It seems safe to say I’m not alone in wanting to present myself as a cleaner person than I am, or at the very least to camouflage my grossness. Who doesn’t want to look like they have their shit together — like they could be described as “competent,” “clever,” or “employed”? In a light shirt, a slob tends to look like a slob; in a black shirt, however, the slovenly somehow becomes sleek. For the repugnant among us, the all-black ensemble can be the blank canvas that allows you to portray yourself as a “better” you (read: someone who does more laundry and/or smears less Cheeto dust on her sleeves). It can also make you look like someone else entirely — say, someone who didn’t sniff the shirt she slept in, shrug her shoulders, and decide to wear it to work.
There is hardly an easier way to look like an adult — or, more specifically, an adult who gives half a damn — than to throw on a black dress, or a pair of black jeans and a black turtleneck. It’s not as if New Yorkers and Parisians have become known for their monochromatic style without reason: An all-black look is practical, classic and nondescript, flattering but not ostentatious, easy to accessorize and always bound to match. In urban environments it offers another key advantage, hiding all the dirt and miscellaneous schmutz you’ll inevitably encounter on the street. Cities are disgusting, but black doesn’t let it show — which is extra great if you happen to be disgusting, too.
(It’s important to note that if you are a true and dedicated slob, as I am, it is still possible to look disheveled in black: Darkness does not mask the fact that your cardigan is eight years old, pilled enough to have been your grandmother’s, covered in cat hair, and missing a button. If you can stick your pinky through the hole near the bottom of your shirt, other people can see it, even if your shirt is dark as ebony.)
What they can’t see, however, is the dry balsamic vinegar speckled on your left boob, fork-flicked off some spinach you shoveled in your mouth while you were eating lunch at your desk. It’s likely they can’t spot the little bit of tikka masala you got on yourself last time you wore the shirt, when you hung it back up instead of putting it in the hamper, either. Invisible are the pit stains your probably-Alzheimer’s-inducing clinical strength deodorant left behind, not to mention any rogue toothpaste or clingy dust bunnies on your chest.
When I’m wearing all black, I feel confident not only because I know my entire outfit matches, or because the color is slimming. Unless I’ve been eating yogurt or another white dairy product, unless I felt compelled to bleach my bathtub in my work clothes, or unless I’ve been invited to a white dress affair on par with Solange’s wedding, I can walk into just about any room and make people believe I am not a dumbass. Rarely can anyone tell my thick cotton T-shirt is basically a paper towel. Nobody would suspect my infinity scarf is merely a warm bib.
But if I consumed all my meals the way I do on the rare occasions I wear white in public — which is to say, in liquid form and through a straw, so as to minimize the chances of spilling — I wouldn’t be happy.
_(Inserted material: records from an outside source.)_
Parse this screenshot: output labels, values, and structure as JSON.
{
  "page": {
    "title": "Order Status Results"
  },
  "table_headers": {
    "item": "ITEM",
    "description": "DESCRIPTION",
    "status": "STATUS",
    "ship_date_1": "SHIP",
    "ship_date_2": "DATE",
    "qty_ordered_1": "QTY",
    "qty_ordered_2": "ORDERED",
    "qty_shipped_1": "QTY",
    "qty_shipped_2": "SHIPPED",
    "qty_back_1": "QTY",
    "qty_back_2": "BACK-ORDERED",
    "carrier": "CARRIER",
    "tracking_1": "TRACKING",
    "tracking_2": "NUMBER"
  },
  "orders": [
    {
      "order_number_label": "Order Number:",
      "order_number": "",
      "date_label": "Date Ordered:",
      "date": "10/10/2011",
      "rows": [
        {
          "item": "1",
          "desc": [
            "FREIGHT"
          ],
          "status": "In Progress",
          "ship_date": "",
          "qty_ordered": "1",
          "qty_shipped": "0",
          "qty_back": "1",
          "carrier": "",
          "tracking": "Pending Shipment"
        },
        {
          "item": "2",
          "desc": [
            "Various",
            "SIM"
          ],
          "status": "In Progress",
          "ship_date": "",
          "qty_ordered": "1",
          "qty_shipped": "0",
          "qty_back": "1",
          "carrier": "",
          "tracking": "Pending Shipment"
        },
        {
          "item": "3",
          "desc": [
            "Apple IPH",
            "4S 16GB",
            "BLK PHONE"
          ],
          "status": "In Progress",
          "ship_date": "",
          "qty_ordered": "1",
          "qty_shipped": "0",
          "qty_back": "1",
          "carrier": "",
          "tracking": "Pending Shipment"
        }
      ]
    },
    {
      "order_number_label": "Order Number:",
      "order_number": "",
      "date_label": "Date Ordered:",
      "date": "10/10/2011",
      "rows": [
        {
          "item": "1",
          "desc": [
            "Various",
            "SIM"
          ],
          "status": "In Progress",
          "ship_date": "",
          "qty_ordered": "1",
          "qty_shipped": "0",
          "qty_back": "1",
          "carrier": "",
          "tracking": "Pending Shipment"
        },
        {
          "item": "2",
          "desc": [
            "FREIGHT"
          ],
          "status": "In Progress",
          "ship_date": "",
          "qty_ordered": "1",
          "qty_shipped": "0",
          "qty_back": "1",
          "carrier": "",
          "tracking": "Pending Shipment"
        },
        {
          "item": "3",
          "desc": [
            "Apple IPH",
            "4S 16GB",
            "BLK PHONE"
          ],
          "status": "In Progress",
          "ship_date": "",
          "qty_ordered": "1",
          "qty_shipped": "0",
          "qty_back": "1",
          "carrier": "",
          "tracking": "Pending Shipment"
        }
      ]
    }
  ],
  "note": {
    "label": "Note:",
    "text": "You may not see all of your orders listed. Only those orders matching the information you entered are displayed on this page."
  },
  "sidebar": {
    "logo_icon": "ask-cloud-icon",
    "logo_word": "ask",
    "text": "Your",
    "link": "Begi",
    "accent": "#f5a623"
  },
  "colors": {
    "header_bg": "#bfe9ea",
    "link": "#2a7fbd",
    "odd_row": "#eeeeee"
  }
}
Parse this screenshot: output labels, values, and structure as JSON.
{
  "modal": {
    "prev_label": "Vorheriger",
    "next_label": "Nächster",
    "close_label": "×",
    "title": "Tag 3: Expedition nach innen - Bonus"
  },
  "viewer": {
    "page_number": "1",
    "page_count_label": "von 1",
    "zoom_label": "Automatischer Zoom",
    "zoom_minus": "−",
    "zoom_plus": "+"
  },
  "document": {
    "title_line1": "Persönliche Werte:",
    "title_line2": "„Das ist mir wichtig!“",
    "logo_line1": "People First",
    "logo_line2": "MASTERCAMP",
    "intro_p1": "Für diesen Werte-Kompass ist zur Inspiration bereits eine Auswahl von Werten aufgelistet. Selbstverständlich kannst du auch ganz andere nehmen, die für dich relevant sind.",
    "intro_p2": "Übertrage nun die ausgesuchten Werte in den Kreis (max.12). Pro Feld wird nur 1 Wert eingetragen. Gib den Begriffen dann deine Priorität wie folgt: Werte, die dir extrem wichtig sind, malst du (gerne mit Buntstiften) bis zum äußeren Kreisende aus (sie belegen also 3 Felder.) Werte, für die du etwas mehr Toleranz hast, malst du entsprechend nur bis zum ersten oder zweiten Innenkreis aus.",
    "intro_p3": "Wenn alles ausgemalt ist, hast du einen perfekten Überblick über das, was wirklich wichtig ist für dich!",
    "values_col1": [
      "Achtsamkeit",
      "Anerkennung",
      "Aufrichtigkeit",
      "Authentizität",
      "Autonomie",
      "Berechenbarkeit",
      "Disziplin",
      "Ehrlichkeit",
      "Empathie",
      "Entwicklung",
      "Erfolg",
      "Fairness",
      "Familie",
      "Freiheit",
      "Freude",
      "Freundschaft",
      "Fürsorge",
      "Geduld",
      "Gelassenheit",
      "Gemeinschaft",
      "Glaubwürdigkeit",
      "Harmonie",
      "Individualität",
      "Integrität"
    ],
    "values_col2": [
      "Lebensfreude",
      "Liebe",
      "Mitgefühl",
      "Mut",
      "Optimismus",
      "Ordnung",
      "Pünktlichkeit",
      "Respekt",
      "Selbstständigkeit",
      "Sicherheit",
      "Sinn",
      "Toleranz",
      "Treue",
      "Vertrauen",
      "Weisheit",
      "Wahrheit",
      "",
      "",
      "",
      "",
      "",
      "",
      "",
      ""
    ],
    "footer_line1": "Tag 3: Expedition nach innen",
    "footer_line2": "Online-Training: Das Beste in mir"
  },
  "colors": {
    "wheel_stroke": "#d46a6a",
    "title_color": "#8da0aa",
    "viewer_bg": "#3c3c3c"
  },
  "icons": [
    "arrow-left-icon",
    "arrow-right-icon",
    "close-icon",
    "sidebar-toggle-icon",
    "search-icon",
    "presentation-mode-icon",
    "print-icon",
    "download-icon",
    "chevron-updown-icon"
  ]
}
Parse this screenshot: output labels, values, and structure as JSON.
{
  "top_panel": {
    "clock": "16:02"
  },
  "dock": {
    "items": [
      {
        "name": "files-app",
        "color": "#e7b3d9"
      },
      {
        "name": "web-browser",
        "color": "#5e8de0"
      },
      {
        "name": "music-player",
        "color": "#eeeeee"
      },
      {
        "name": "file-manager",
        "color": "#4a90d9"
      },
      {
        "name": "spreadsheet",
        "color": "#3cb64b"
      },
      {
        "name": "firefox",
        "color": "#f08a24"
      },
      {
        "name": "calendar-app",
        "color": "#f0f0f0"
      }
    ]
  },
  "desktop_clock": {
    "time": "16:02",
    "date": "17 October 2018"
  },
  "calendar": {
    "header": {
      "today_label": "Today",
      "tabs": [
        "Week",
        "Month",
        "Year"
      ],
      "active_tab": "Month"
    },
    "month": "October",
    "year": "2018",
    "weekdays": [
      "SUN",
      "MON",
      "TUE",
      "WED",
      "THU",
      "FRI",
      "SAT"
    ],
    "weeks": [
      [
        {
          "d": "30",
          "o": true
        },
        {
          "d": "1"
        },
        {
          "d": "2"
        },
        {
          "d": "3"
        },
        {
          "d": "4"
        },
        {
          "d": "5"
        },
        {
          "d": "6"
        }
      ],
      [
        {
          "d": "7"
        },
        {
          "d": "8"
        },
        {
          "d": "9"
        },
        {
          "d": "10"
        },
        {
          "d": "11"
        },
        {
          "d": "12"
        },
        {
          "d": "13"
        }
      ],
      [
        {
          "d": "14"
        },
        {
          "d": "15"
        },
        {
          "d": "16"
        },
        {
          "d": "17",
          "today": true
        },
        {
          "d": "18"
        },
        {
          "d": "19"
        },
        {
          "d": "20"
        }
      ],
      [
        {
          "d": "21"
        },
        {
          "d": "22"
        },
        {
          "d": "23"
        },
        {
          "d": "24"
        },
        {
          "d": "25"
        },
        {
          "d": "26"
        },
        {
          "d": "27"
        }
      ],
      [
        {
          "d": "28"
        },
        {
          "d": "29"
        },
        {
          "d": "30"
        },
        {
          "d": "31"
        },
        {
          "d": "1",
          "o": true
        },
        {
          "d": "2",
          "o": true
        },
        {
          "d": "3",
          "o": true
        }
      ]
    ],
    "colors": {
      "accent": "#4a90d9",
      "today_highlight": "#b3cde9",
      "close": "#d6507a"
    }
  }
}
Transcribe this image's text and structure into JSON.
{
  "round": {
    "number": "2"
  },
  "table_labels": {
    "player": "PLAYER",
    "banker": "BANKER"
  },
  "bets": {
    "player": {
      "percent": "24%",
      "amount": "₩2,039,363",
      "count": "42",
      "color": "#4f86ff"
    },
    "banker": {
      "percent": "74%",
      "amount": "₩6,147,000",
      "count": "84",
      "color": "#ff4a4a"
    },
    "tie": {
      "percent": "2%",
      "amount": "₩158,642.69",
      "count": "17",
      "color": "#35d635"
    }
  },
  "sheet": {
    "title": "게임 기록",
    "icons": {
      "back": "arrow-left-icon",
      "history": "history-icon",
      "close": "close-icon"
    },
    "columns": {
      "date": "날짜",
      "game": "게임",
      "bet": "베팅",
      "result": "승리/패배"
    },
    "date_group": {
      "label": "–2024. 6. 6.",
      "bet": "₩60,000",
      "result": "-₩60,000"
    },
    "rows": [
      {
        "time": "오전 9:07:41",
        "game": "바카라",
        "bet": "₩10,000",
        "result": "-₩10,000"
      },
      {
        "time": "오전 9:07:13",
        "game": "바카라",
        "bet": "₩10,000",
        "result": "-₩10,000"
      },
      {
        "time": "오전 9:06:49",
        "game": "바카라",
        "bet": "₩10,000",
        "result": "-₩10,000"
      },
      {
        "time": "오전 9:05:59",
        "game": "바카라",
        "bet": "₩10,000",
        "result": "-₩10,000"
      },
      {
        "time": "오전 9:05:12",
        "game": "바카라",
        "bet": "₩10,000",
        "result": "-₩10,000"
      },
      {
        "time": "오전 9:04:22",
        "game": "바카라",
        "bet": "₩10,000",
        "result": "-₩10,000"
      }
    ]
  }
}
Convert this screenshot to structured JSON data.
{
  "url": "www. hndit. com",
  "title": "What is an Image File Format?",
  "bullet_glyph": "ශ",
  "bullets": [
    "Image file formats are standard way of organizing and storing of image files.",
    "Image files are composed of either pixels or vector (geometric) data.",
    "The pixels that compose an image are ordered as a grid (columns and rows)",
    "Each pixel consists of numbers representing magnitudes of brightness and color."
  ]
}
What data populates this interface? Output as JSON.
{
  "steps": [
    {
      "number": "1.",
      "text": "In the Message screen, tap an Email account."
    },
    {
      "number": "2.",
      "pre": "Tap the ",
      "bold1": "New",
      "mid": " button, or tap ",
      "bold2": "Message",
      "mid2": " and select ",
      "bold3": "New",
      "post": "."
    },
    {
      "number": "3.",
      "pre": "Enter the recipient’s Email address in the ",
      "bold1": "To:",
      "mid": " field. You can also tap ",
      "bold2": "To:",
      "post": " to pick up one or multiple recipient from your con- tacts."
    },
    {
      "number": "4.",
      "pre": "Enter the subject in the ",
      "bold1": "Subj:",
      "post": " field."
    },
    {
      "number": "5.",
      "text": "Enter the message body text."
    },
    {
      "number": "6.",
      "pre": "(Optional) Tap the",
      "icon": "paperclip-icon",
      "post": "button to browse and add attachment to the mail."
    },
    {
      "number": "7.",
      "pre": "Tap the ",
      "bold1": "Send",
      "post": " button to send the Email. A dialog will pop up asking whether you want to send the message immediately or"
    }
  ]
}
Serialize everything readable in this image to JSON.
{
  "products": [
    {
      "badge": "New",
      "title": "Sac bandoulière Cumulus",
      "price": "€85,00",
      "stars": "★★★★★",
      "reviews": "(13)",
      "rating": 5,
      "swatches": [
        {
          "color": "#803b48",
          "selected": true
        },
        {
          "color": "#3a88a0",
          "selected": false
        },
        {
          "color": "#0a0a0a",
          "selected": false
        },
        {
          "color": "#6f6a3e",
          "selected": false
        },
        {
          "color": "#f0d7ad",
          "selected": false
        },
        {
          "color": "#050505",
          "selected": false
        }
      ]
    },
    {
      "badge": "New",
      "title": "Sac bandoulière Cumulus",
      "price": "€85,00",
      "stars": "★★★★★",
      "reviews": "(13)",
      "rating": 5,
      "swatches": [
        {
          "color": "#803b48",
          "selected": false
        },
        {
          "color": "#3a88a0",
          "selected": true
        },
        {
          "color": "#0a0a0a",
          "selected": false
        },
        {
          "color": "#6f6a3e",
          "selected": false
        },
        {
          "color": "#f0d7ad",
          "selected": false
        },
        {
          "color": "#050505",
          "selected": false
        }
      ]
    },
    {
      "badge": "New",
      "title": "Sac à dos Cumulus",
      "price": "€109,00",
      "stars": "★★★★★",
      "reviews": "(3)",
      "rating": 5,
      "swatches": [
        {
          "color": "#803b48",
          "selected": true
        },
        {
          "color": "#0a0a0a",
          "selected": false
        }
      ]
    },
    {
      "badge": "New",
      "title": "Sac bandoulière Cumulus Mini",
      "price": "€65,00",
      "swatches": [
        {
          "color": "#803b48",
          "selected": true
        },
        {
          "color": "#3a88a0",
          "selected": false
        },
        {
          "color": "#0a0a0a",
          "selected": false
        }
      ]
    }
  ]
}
I wouldn’t be me. Better I seem more funereal than fun, appear more somber than I am, and finish whatever I’m working on while simultaneously dribbling soup onto my collar. No matter what black outfit I’m wearing, at least I’ll look like myself.